What is being asked: All lines of the material that contain "this" must be copied out.

------------------------------

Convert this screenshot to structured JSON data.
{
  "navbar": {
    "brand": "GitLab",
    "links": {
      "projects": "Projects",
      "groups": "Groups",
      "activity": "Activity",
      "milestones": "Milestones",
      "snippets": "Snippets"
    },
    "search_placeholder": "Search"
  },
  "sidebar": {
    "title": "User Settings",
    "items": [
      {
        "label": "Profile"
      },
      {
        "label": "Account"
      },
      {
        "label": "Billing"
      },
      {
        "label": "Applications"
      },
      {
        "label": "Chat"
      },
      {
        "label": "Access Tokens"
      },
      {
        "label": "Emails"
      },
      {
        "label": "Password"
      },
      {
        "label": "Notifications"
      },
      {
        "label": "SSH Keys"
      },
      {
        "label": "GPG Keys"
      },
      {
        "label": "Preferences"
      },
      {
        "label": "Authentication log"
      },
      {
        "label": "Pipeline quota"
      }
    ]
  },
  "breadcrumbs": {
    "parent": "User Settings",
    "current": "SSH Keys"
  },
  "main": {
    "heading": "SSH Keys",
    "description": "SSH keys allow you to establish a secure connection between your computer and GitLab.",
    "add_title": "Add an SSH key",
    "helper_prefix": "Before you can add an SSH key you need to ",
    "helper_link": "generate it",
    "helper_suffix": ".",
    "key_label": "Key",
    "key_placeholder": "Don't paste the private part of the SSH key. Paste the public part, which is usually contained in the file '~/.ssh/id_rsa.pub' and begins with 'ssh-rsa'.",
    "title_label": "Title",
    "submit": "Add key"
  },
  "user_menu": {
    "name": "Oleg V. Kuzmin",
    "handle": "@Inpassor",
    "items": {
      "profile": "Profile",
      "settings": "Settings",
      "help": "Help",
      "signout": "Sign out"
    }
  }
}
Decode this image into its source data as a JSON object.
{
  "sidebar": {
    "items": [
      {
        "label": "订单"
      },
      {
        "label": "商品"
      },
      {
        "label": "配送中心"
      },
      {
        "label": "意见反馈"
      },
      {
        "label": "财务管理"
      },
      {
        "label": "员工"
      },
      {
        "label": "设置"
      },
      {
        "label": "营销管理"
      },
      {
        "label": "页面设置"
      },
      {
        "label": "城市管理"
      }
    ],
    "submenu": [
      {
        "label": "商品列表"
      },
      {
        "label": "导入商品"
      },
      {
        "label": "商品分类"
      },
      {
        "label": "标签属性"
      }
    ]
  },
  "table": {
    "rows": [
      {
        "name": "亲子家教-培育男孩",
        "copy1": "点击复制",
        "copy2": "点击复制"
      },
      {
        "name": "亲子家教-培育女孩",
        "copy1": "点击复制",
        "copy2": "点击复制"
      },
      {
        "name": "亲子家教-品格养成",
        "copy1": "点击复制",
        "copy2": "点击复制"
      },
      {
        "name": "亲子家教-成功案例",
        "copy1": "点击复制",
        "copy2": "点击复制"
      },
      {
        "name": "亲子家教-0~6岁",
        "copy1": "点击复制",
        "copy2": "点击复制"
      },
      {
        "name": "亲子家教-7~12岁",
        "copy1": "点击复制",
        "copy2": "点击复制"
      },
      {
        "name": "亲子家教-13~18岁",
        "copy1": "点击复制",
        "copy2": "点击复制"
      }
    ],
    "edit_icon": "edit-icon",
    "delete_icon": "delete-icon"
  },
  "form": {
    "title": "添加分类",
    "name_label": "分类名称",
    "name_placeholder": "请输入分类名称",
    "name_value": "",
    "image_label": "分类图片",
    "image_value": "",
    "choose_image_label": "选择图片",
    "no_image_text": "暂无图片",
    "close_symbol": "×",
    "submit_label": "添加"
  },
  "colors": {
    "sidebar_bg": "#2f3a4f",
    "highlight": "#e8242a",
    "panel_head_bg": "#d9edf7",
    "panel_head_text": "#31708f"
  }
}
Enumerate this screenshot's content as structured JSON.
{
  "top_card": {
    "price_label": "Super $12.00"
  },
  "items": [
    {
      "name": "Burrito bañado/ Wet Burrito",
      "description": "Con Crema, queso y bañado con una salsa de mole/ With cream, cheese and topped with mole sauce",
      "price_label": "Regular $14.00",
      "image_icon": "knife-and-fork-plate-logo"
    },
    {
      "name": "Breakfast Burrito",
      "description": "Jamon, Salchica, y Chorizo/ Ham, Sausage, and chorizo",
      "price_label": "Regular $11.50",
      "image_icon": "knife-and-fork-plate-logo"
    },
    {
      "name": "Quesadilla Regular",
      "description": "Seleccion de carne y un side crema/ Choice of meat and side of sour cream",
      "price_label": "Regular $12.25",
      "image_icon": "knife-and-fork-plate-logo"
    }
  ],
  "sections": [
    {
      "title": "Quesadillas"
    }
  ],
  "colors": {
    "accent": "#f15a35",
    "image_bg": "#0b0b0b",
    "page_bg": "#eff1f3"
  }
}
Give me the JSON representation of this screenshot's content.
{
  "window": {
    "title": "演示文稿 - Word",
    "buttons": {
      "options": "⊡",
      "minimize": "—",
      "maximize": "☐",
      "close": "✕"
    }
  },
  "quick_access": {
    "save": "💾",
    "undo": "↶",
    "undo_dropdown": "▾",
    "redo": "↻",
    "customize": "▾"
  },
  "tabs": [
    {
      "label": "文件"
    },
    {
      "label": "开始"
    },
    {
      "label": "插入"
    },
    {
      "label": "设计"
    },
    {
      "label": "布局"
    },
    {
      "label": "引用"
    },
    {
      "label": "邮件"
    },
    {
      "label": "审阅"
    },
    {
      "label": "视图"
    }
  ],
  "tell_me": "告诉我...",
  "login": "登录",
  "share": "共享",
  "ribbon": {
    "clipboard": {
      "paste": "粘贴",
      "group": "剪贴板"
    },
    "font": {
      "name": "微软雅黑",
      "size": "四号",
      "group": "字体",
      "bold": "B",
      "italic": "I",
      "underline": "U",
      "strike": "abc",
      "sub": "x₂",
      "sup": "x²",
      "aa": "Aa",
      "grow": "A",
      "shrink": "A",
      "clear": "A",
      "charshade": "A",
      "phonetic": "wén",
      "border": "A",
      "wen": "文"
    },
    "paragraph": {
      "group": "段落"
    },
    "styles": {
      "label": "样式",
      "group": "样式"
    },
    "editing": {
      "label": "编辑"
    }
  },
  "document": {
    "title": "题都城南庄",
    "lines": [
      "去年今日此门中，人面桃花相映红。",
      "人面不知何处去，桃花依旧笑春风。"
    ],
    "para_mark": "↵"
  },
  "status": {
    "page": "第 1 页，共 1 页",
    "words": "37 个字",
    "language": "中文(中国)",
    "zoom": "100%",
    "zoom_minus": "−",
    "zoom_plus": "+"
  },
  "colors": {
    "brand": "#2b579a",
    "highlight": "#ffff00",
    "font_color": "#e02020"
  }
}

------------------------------

Exercise response:
Convert this screenshot to structured JSON data.
Decode this image into its source data as a JSON object.
Enumerate this screenshot's content as structured JSON.
Give me the JSON representation of this screenshot's content.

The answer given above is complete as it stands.